Embroidered Pillows and Knee-High Socks
I do often wonder if I’m old before my time, and quite often, my conclusion is yes. I’m not mad on clubbing, modern music isn’t something I greet with overly open arms, and I’ll happily leave my phone dead in my handbag for several days without worrying. I’m a woman who enjoys living in the past, and where better to do that than a place with over 700 years of stories in its walls?
Michelham Priory has been everything from a monastery to a Tudor house to a refuge for wartime evacuees. To me, it’s the simple definition of Sussex: a place where fascinating history and beautiful countryside are entwined, where facts can be learnt and tea can be drunk.
I dressed eagerly that morning, deciding that the best attire for visiting a historic sight with less-than-even terrain was my new jacket, favourite skirt and my comfiest pair of heels (I do have some common sense.)

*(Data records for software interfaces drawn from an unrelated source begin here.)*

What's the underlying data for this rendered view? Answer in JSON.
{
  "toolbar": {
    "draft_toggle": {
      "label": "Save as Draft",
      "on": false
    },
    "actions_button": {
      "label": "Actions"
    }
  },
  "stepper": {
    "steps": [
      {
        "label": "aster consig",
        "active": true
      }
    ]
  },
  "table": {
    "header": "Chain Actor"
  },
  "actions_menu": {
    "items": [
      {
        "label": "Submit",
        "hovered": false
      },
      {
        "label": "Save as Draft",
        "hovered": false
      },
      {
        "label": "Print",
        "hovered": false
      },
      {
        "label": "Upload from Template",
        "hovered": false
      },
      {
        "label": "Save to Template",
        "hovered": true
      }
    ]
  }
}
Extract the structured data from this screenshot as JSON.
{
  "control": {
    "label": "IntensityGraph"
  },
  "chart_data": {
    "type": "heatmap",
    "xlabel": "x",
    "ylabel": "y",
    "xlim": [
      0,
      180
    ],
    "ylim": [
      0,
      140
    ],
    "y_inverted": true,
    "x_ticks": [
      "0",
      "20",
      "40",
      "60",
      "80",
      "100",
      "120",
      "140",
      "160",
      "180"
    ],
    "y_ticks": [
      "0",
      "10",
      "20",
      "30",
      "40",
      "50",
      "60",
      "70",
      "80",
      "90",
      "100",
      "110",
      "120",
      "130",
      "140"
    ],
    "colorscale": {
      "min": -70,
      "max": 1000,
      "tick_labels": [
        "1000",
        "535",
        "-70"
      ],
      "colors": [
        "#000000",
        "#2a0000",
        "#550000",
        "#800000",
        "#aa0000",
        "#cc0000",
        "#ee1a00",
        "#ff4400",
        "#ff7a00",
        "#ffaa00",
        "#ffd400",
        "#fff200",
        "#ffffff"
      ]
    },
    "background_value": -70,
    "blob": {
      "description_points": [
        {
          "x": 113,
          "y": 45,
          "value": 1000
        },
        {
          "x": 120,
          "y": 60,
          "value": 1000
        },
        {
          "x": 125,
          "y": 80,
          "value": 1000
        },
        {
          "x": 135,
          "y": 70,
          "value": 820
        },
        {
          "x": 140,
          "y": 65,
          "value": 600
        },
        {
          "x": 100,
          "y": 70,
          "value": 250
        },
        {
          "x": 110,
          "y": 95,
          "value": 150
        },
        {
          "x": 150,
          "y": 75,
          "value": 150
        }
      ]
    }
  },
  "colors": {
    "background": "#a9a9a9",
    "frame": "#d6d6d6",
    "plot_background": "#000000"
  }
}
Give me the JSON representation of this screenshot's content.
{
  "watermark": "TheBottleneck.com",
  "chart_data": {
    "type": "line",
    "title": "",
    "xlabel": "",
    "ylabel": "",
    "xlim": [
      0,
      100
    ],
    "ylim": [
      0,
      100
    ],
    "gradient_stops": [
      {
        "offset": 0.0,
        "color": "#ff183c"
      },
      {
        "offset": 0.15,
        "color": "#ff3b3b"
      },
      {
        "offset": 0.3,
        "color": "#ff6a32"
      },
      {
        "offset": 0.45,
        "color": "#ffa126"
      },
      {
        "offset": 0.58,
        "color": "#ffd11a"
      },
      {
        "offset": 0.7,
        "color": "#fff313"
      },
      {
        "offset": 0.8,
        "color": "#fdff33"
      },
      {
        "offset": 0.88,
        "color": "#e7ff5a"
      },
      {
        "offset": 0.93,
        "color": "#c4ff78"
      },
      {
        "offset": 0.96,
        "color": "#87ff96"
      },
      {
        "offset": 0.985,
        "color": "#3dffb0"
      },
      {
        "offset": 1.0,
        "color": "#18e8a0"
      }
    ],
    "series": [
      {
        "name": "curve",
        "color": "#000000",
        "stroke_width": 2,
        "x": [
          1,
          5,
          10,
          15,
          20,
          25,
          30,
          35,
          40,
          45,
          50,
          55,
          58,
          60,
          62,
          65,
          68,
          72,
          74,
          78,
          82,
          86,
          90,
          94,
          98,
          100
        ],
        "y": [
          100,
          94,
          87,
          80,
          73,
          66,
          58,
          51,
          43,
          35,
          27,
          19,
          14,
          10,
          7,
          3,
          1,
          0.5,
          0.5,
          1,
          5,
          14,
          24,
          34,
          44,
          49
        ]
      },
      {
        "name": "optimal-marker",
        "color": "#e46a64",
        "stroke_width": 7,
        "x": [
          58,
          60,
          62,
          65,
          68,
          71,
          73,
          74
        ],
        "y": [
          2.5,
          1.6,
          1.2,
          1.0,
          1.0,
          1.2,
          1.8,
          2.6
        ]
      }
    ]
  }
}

I arrived and queued outside the 14th century gatehouse. Around me, everyone else was dressed practically for the day, in Millets clothing and walking boots. I wasn’t fazed; I’ve been known to walk ten miles a day in these heels – something I’m equally proud and ashamed of.
Surrounded by a moat, Michelham Priory really is the place for anyone looking to escape for the day. The mowed grass was lined by gravel paths, the two far too polite to ever cross; a row of colourful horse carts stood in the corner, a flower basket hanging between each one. A water pump loomed above a barren trough, now filled with a mass of wild daisies. It was a twee place, and I adored it.
I explored the house itself first. Everything was a contrast – smooth wood and rough stone, white ceilings and black beams, soft tapestries and iron pots.
Sometimes, places like these are too extravagant, so much so that you can’t see them as anything more than a museum, the life of the building too unimaginable to touch. But in the simplicity of the priory, I could see the cooks grinding spices and weighing flour; the maids working dirty clothes with the dolly and wringing them out in the mangle. The lady of the house lounging in front of the fire, and the children hiding from each other in one of the many nooks.
Despite the stories of Augustinian canons and Tudor gentlemen, the building’s wartime years were the ones that interested me most. Stories of the war are often those of loss and sadness – but not on this little island.
I followed the sound of the Andrews Sisters into a little room, where teddies lay snuggled under crocheted blankets, their heads resting on embroidered pillows. On the wall were photos of boys, dressed in shorts and caps and knee-high socks. I read their stories – evacuees from London who were looked after by the eldest daughter of the house. While many evacuees were only taken in for the 10 shillings their fosterers received, the children at Michelham Priory were loved. My favourite story was that of one Christmas morning, where they awoke to find a sleigh full of presents sitting in the middle of the frozen moat.
So charmed by this story, I had to see the moat for myself. As I walked alongside it, falling leaves caused the water to ripple, and behind entangled branches, the priory was just visible. A swarm of bees buzzed around three hives in a nearby field, and I watched with horrified fascination.
At the end of the worn grass path, my prize was a Bronze Age round house, its woven walls reminiscent of my patterned lighter. The nonchalance of the afternoon was a sweet reminder that not every outing has to be timetabled madness. Sometimes, it’s enough to have a beautiful place to go, simple things to see and a chance to stroll around and enjoy feeling content.
As a twenty-something, I’m not far from the years where an interest in almost anything would leave you branded with the title ‘nerd’. But I’m an adult now, who has grown into herself, and I’m proud to like whatever I want, history and all.
I spent the rest of my visit exploring the gardens, where flowers tangled together in the borders, some mischievously sneaking onto the path and brushing against my shoes. Grape vines curled around wooden trellises above my head, speckled sunlight breaking through them and onto the gravelled ground. After a final cup of tea, it was time to leave the moated island.
Editor: Malin Lillevold